> WHAT YOU SHOULD DO
Without the images, repeat every line of the listing verbatim.

> DATA SUPPLIED
- - -

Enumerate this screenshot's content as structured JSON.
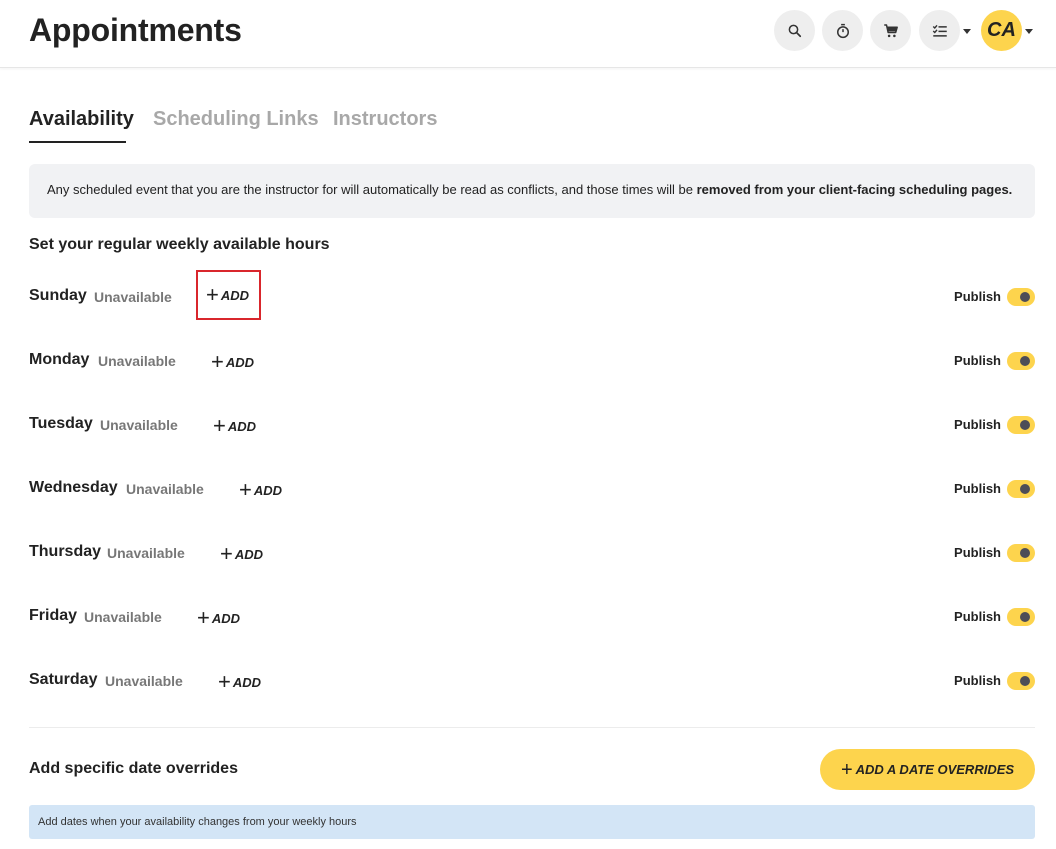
{
  "header": {
    "title": "Appointments",
    "avatar_initials": "CA",
    "icons": [
      "search-icon",
      "stopwatch-icon",
      "cart-icon",
      "checklist-icon"
    ]
  },
  "tabs": [
    {
      "label": "Availability",
      "active": true
    },
    {
      "label": "Scheduling Links",
      "active": false
    },
    {
      "label": "Instructors",
      "active": false
    }
  ],
  "notice": {
    "text": "Any scheduled event that you are the instructor for will automatically be read as conflicts, and those times will be ",
    "bold": "removed from your client-facing scheduling pages."
  },
  "weekly": {
    "title": "Set your regular weekly available hours",
    "add_label": "ADD",
    "publish_label": "Publish",
    "days": [
      {
        "name": "Sunday",
        "status": "Unavailable",
        "published": true
      },
      {
        "name": "Monday",
        "status": "Unavailable",
        "published": true
      },
      {
        "name": "Tuesday",
        "status": "Unavailable",
        "published": true
      },
      {
        "name": "Wednesday",
        "status": "Unavailable",
        "published": true
      },
      {
        "name": "Thursday",
        "status": "Unavailable",
        "published": true
      },
      {
        "name": "Friday",
        "status": "Unavailable",
        "published": true
      },
      {
        "name": "Saturday",
        "status": "Unavailable",
        "published": true
      }
    ]
  },
  "overrides": {
    "title": "Add specific date overrides",
    "button_label": "ADD A DATE OVERRIDES",
    "info": "Add dates when your availability changes from your weekly hours"
  },
  "colors": {
    "accent": "#fdd44d",
    "highlight_border": "#d9262c",
    "info_bg": "#d3e5f6"
  }
}
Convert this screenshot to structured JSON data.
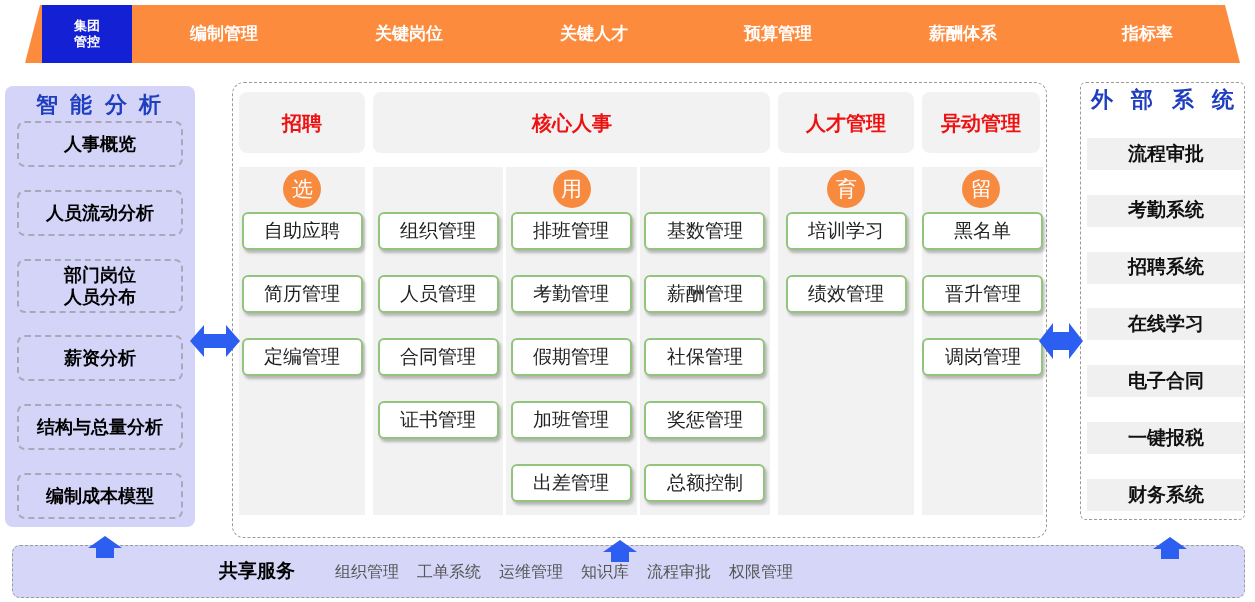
{
  "top_nav": [
    {
      "lines": [
        "集团",
        "管控"
      ],
      "selected": true
    },
    {
      "lines": [
        "编制管理"
      ],
      "selected": false
    },
    {
      "lines": [
        "关键岗位"
      ],
      "selected": false
    },
    {
      "lines": [
        "关键人才"
      ],
      "selected": false
    },
    {
      "lines": [
        "预算管理"
      ],
      "selected": false
    },
    {
      "lines": [
        "薪酬体系"
      ],
      "selected": false
    },
    {
      "lines": [
        "指标率"
      ],
      "selected": false
    }
  ],
  "analysis_panel": {
    "title": "智 能 分 析",
    "items": [
      [
        "人事概览"
      ],
      [
        "人员流动分析"
      ],
      [
        "部门岗位",
        "人员分布"
      ],
      [
        "薪资分析"
      ],
      [
        "结构与总量分析"
      ],
      [
        "编制成本模型"
      ]
    ]
  },
  "modules": [
    {
      "header": "招聘",
      "badge": "选",
      "columns": [
        [
          "自助应聘",
          "简历管理",
          "定编管理"
        ]
      ]
    },
    {
      "header": "核心人事",
      "badge": "用",
      "columns": [
        [
          "组织管理",
          "人员管理",
          "合同管理",
          "证书管理"
        ],
        [
          "排班管理",
          "考勤管理",
          "假期管理",
          "加班管理",
          "出差管理"
        ],
        [
          "基数管理",
          "薪酬管理",
          "社保管理",
          "奖惩管理",
          "总额控制"
        ]
      ]
    },
    {
      "header": "人才管理",
      "badge": "育",
      "columns": [
        [
          "培训学习",
          "绩效管理"
        ]
      ]
    },
    {
      "header": "异动管理",
      "badge": "留",
      "columns": [
        [
          "黑名单",
          "晋升管理",
          "调岗管理"
        ]
      ]
    }
  ],
  "external_panel": {
    "title": "外 部 系 统",
    "items": [
      "流程审批",
      "考勤系统",
      "招聘系统",
      "在线学习",
      "电子合同",
      "一键报税",
      "财务系统"
    ]
  },
  "shared_services": {
    "title": "共享服务",
    "items": [
      "组织管理",
      "工单系统",
      "运维管理",
      "知识库",
      "流程审批",
      "权限管理"
    ]
  }
}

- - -

> EXPECTED ANSWER
Enumerate this screenshot's content as structured JSON.
{
  "header": {
    "title": "Appointments",
    "avatar_initials": "CA",
    "icons": [
      "search-icon",
      "stopwatch-icon",
      "cart-icon",
      "checklist-icon"
    ]
  },
  "tabs": [
    {
      "label": "Availability",
      "active": true
    },
    {
      "label": "Scheduling Links",
      "active": false
    },
    {
      "label": "Instructors",
      "active": false
    }
  ],
  "notice": {
    "text": "Any scheduled event that you are the instructor for will automatically be read as conflicts, and those times will be ",
    "bold": "removed from your client-facing scheduling pages."
  },
  "weekly": {
    "title": "Set your regular weekly available hours",
    "add_label": "ADD",
    "publish_label": "Publish",
    "days": [
      {
        "name": "Sunday",
        "status": "Unavailable",
        "published": true
      },
      {
        "name": "Monday",
        "status": "Unavailable",
        "published": true
      },
      {
        "name": "Tuesday",
        "status": "Unavailable",
        "published": true
      },
      {
        "name": "Wednesday",
        "status": "Unavailable",
        "published": true
      },
      {
        "name": "Thursday",
        "status": "Unavailable",
        "published": true
      },
      {
        "name": "Friday",
        "status": "Unavailable",
        "published": true
      },
      {
        "name": "Saturday",
        "status": "Unavailable",
        "published": true
      }
    ]
  },
  "overrides": {
    "title": "Add specific date overrides",
    "button_label": "ADD A DATE OVERRIDES",
    "info": "Add dates when your availability changes from your weekly hours"
  },
  "colors": {
    "accent": "#fdd44d",
    "highlight_border": "#d9262c",
    "info_bg": "#d3e5f6"
  }
}
Convert this screenshot to structured JSON data.
{
  "top_nav": [
    {
      "lines": [
        "集团",
        "管控"
      ],
      "selected": true
    },
    {
      "lines": [
        "编制管理"
      ],
      "selected": false
    },
    {
      "lines": [
        "关键岗位"
      ],
      "selected": false
    },
    {
      "lines": [
        "关键人才"
      ],
      "selected": false
    },
    {
      "lines": [
        "预算管理"
      ],
      "selected": false
    },
    {
      "lines": [
        "薪酬体系"
      ],
      "selected": false
    },
    {
      "lines": [
        "指标率"
      ],
      "selected": false
    }
  ],
  "analysis_panel": {
    "title": "智 能 分 析",
    "items": [
      [
        "人事概览"
      ],
      [
        "人员流动分析"
      ],
      [
        "部门岗位",
        "人员分布"
      ],
      [
        "薪资分析"
      ],
      [
        "结构与总量分析"
      ],
      [
        "编制成本模型"
      ]
    ]
  },
  "modules": [
    {
      "header": "招聘",
      "badge": "选",
      "columns": [
        [
          "自助应聘",
          "简历管理",
          "定编管理"
        ]
      ]
    },
    {
      "header": "核心人事",
      "badge": "用",
      "columns": [
        [
          "组织管理",
          "人员管理",
          "合同管理",
          "证书管理"
        ],
        [
          "排班管理",
          "考勤管理",
          "假期管理",
          "加班管理",
          "出差管理"
        ],
        [
          "基数管理",
          "薪酬管理",
          "社保管理",
          "奖惩管理",
          "总额控制"
        ]
      ]
    },
    {
      "header": "人才管理",
      "badge": "育",
      "columns": [
        [
          "培训学习",
          "绩效管理"
        ]
      ]
    },
    {
      "header": "异动管理",
      "badge": "留",
      "columns": [
        [
          "黑名单",
          "晋升管理",
          "调岗管理"
        ]
      ]
    }
  ],
  "external_panel": {
    "title": "外 部 系 统",
    "items": [
      "流程审批",
      "考勤系统",
      "招聘系统",
      "在线学习",
      "电子合同",
      "一键报税",
      "财务系统"
    ]
  },
  "shared_services": {
    "title": "共享服务",
    "items": [
      "组织管理",
      "工单系统",
      "运维管理",
      "知识库",
      "流程审批",
      "权限管理"
    ]
  }
}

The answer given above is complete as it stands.